Another question persists: did the "Hermetists" who produced and read these books constitute a kind of "sect", comparable to Gnostic groups? Certainly, Hermetic writings were of interest to members of alternative religious communities: parts of the Hermetica appeared in the 4th-century Gnostic library found in Nag Hammadi. On the other hand, the diffuseness in style and subject matter, the widespread distribution of the texts, and also the ease with which anonymous tracts can be produced, would suggest that a great many of the texts were produced by lone individuals or small groups without formal organization.
Hermetica outside the corpus
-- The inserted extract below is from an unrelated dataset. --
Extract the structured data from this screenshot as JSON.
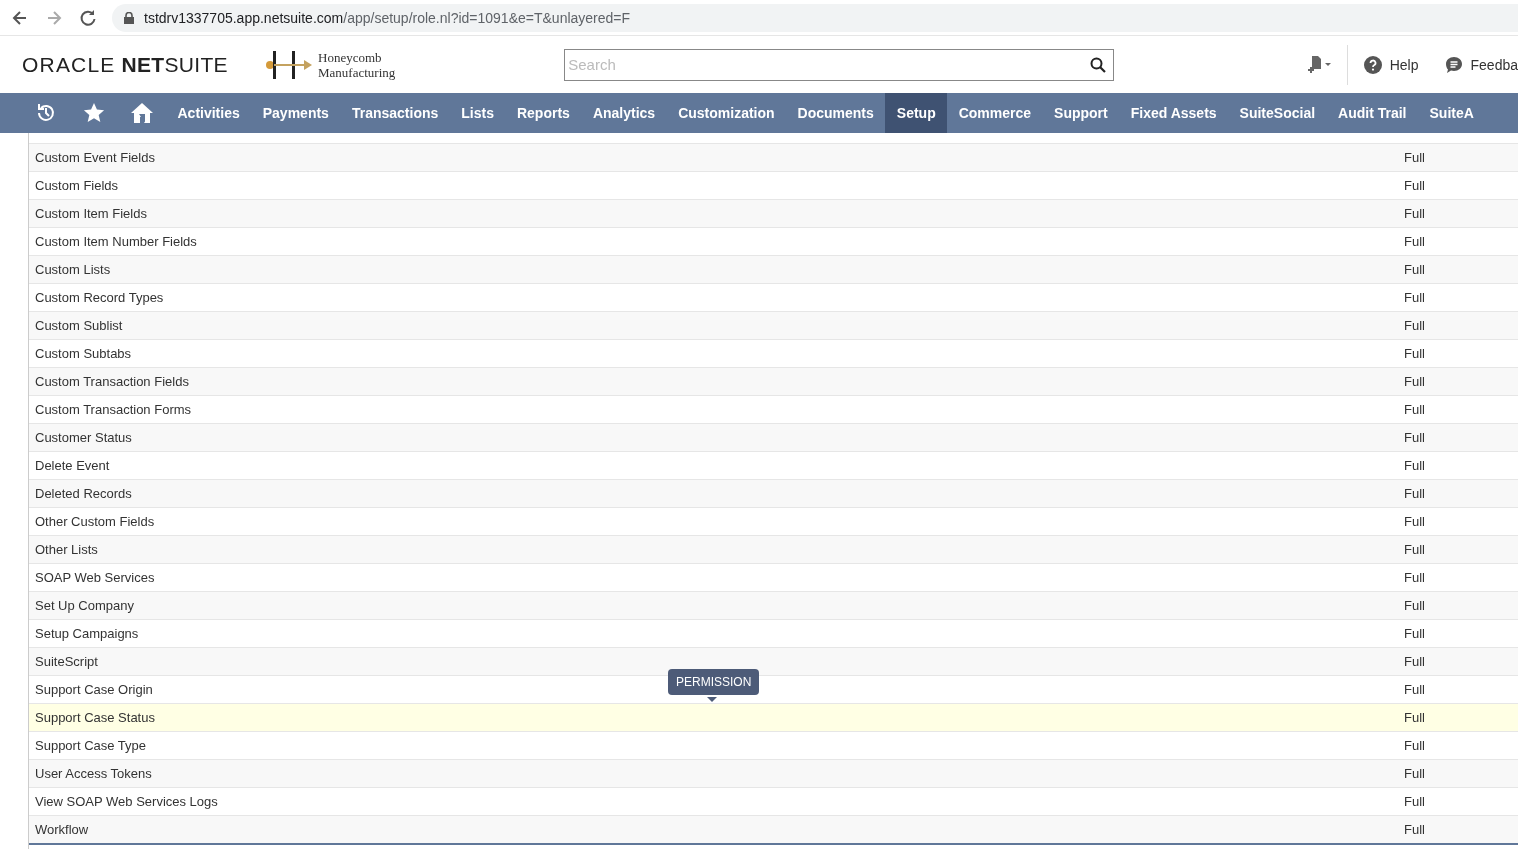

Although the most famous exemplars of Hermetic literature were products of Greek-speakers under Roman rule, the genre did not suddenly stop with the fall of the Empire, nor was it confined to the Greek language. Rather, Hermetic literature continued to be produced, in Coptic, Syriac, Arabic, Armenian and Byzantine Greek. The most famous example of this later Hermetica is the Emerald Tablet, known from medieval Latin and Arabic manuscripts, with a possible Syriac source. Sadly, little else of this rich literature is easily accessible to non-specialists. The mostly gnostic Nag Hammadi Library discovered in 1945 also contained one hermetic text previously not known to scholars. This treatise called The Ogdoad and the Ennead contains a very lively description of a hermetic initiation into gnosis, and has led to new perspectives on the nature of Hermetism as a whole, particularly due to the research of Jean-Pierre Mahé.
The Corpus Hermeticum in the Renaissance
Although they were still popular enough in the fifth century to be argued against by Augustine of Hippo in the City of God vii.23–26, Hermetic texts were lost to Western culture during the Middle Ages. They were, however, rediscovered from Byzantine copies and popularized in Italy during the Renaissance. The impetus for this revival came from the Latin translation by Marsilio Ficino, a member of Cosimo de Medici's court, who published a collection of thirteen tractates in 1471, as De potestate et sapientia Dei. Note that the last three tractates contained in modern editions were missing from Ficino's manuscript. They were translated independently from another manuscript, by Ficino's contemporary Lodovico Lazzarelli (1447-1500), and first printed in 1507. The availability of Hermetica provided a seminal force in the development of Renaissance thought and culture, having had a profound influence over alchemy and modern magic, as well as having an impact on philosophers such as Giordano Bruno and Pico della Mirandola, Ficino's student.
John Everard's historically important 1650 translation into English of the Corpus Hermeticum, entitled The Divine Pymander in XVII books (London, 1650) was from Ficino's Latin translation, but is no longer considered scholarly reliable. The modern standard editions are the Budé edition by A.D. Nock and A.-J. Festugière (Greek and French, 1946, repr. 1991) and Brian P. Copenhaver (English, 1992).
Contents of the Corpus Hermeticum
The following are the titles given to thirteen of the eighteen tracts, as translated by G.R.S. Mead.
The Following are the titles given by the Blackmask.com edition.
|This article is licensed under the GNU Free Documentation License. It uses material from the Wikipedia article "Hermetica". A list of authors is available in Wikipedia.|